Summertime is ideal for promoting raisins alongside complementing fruits and vegetables. Group the fresh ingredients for shopping convenience and provide recipes for numerous raisin-forward salads.

Shoppers are on a quest for bargains and looking for ways to stretch their grocery budget in all departments. Consider a full-blown, in-produce department raisin promotion to increase interest in many fruits and vegetables, while delivering the health benefits of raisins. And then make it happen again when the timing best serves the produce department.


January, the month when people vow to exercise more and improve their eating habits, might seem a stretch for promoting raisins, but retailers could simply merchandise raisins in the produce department grab-and-go section. Consuming raisins about an hour before a big workout or training session is said to be wise strategy to optimize performance. Simple signage can share this message.

Is the store located near a fitness center, swimming center, youth hockey rink or golf course? Remind shoppers how convenient raisins are to eat for energy and muscle recovery after athletic performances. Remember to offer a variety of package sizes — from kid-size single servings to resealable family packs.

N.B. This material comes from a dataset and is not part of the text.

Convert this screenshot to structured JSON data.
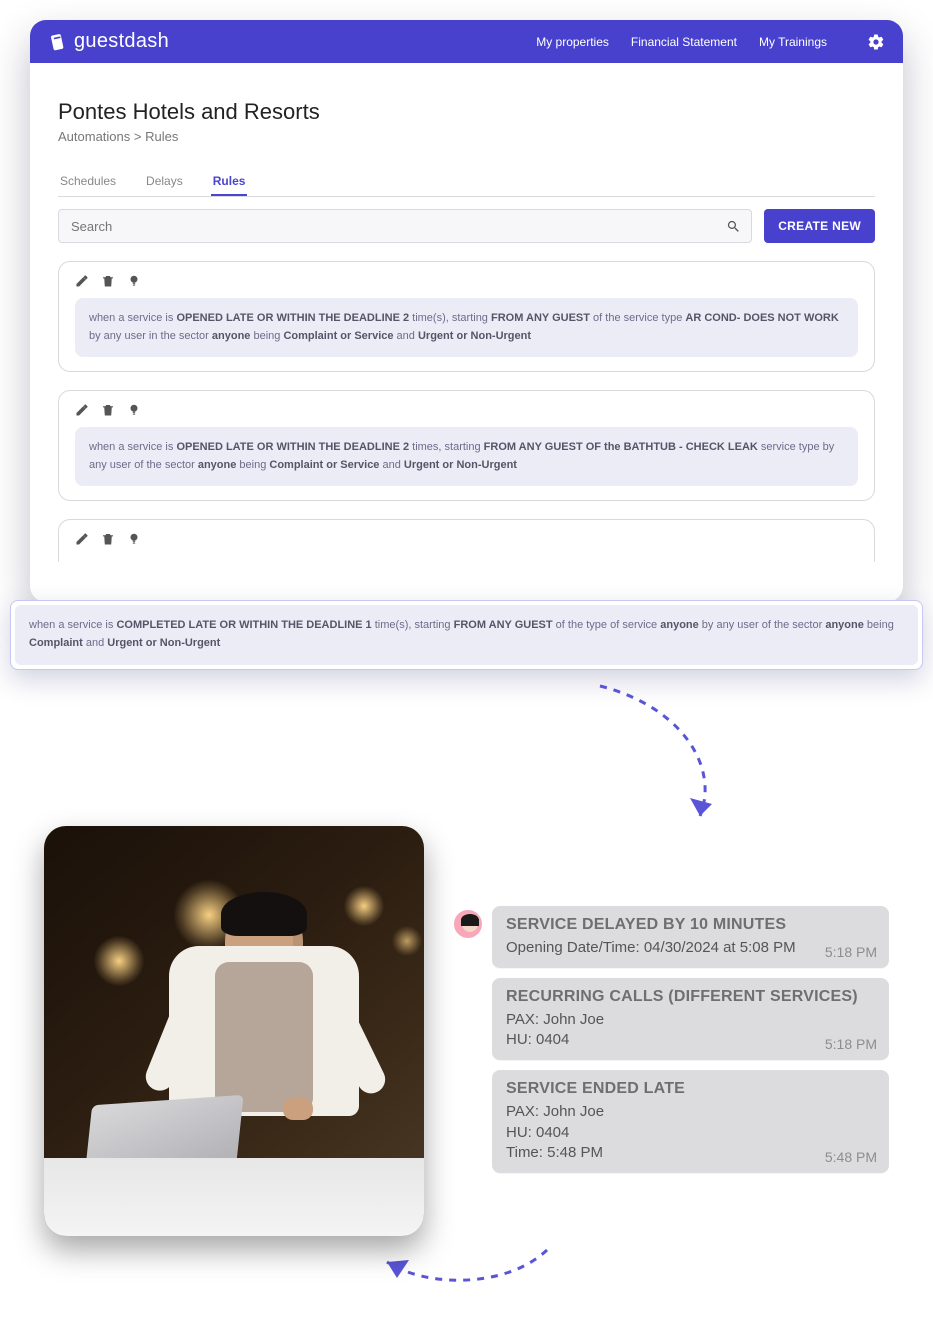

Merchandise raisin add-ons, such as walnuts, pistachios, pecans, peanuts and almonds. Those nut oils combined with the natural raisin sugars will help satisfy that “starving” feeling experienced by athletes.


Depending on corporate policy or the store’s philosophy, organic raisins can certainly be merchandised alongside conventional raisins. Packaging labels make it clear for consumers to see the certification status of what they are purchasing.

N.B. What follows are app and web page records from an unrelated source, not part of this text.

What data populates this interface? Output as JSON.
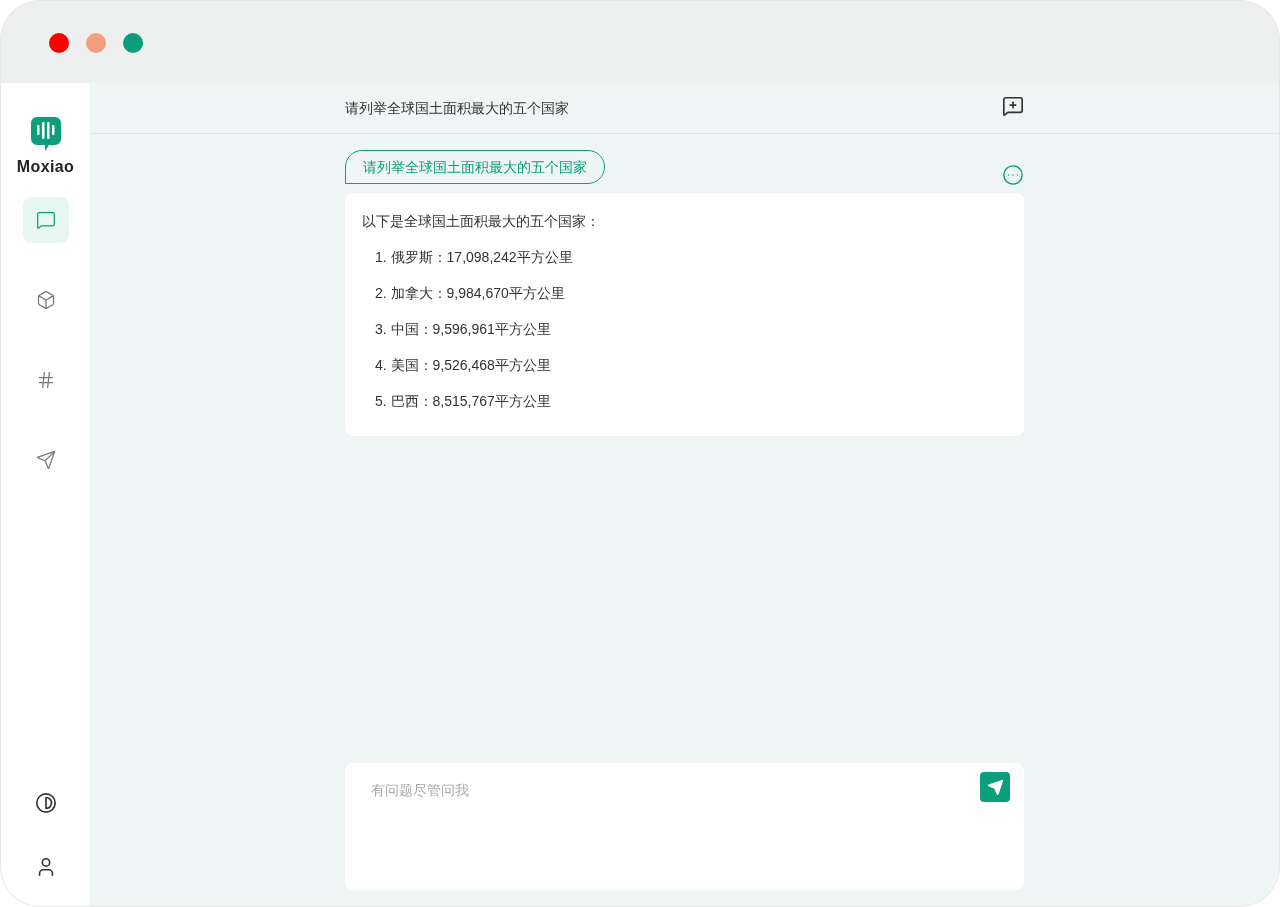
{
  "window_controls": [
    {
      "color": "#ff0000"
    },
    {
      "color": "#f29f7d"
    },
    {
      "color": "#0a9e7c"
    }
  ],
  "sidebar": {
    "logo_text": "Moxiao",
    "items": [
      {
        "kind": "chat",
        "selected": true
      },
      {
        "kind": "cube",
        "selected": false
      },
      {
        "kind": "hash",
        "selected": false
      },
      {
        "kind": "send",
        "selected": false
      }
    ],
    "bottom_items": [
      {
        "kind": "theme"
      },
      {
        "kind": "user"
      }
    ]
  },
  "header": {
    "title": "请列举全球国土面积最大的五个国家"
  },
  "conversation": {
    "question": "请列举全球国土面积最大的五个国家",
    "answer": {
      "intro": "以下是全球国土面积最大的五个国家：",
      "items": [
        "1. 俄罗斯：17,098,242平方公里",
        "2. 加拿大：9,984,670平方公里",
        "3. 中国：9,596,961平方公里",
        "4. 美国：9,526,468平方公里",
        "5. 巴西：8,515,767平方公里"
      ]
    }
  },
  "composer": {
    "placeholder": "有问题尽管问我"
  }
}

“We sell both organic as well as all-natural dried fruits, including raisins. For Aurora, organic raisins outsell the all-natural two to one. It’s amazing how much the organic market is increasing each year,” says Blackwell, whose company offers the brand Aurora Natural.

Sunview Marketing, which sells raisins to retailers from its website and through Amazon, says the company saw a significant demand for organics during the pandemic. “We experienced a huge uptick for our organic raisins during that time,” Wetzel says.


North Americans are said to mostly consume raisins grown in the United States. As consumption increases, some raisin wholesalers, packagers and distributors seek supplies grown outside of the U.S. to enhance inventory and prevent supply shortages. In business for 25 years, Blackwell of Aurora has seen supply changes through the years. “Raisins currently sold in North American supermarkets are not grown exclusively in the U.S. Some are grown in America, but a lot are grown in South America such as in Chile and Argentina,” says Blackwell.


Never underestimate the power of raisin stories from consumers when promoting the wrinkly dried fruit to your customers.

“There isn’t so much a specific raisin-related topic that surprises us when we comb through customer feedback, but we are genuinely surprised about the variety of comments and the level of passion in which the raisin stories are told,” reveals Wetzel of Sunview Marketing. “People go on and on about raisins and give great details about how they enjoy them in various ways. Yes, on their oatmeal, but every consumable way is mentioned in the same message.”

Wetzel says Sunview is diligent about reading those e-mail feedback stories and finds value in comments and suggestions shared by customers. For example, he relates one topic customers typically comment on is the surprise of the jumbo size and juiciness of Sunview raisins. He indicates this jumbo raisin unawareness by some consumers has contributed to the revamping of the company’s packaging. While still in the works, a debut for the new package is anticipated by the end of 2023. Spoiler alert — shoppers will be able to have a pre-purchase peek to view the significant size of the Sunview raisins.

When providing content for the store’s website, retailers can easily go beyond including a few raisin recipes. Simply engage customers online and with in-store signage by prompting them to submit feedback the store might feature related to: the Top 10 Ways to Enjoy Raisins or My Five Reasons for Eating Raisins. When the feedback arrives, listen, learn and promote to realize the increased produce department sales.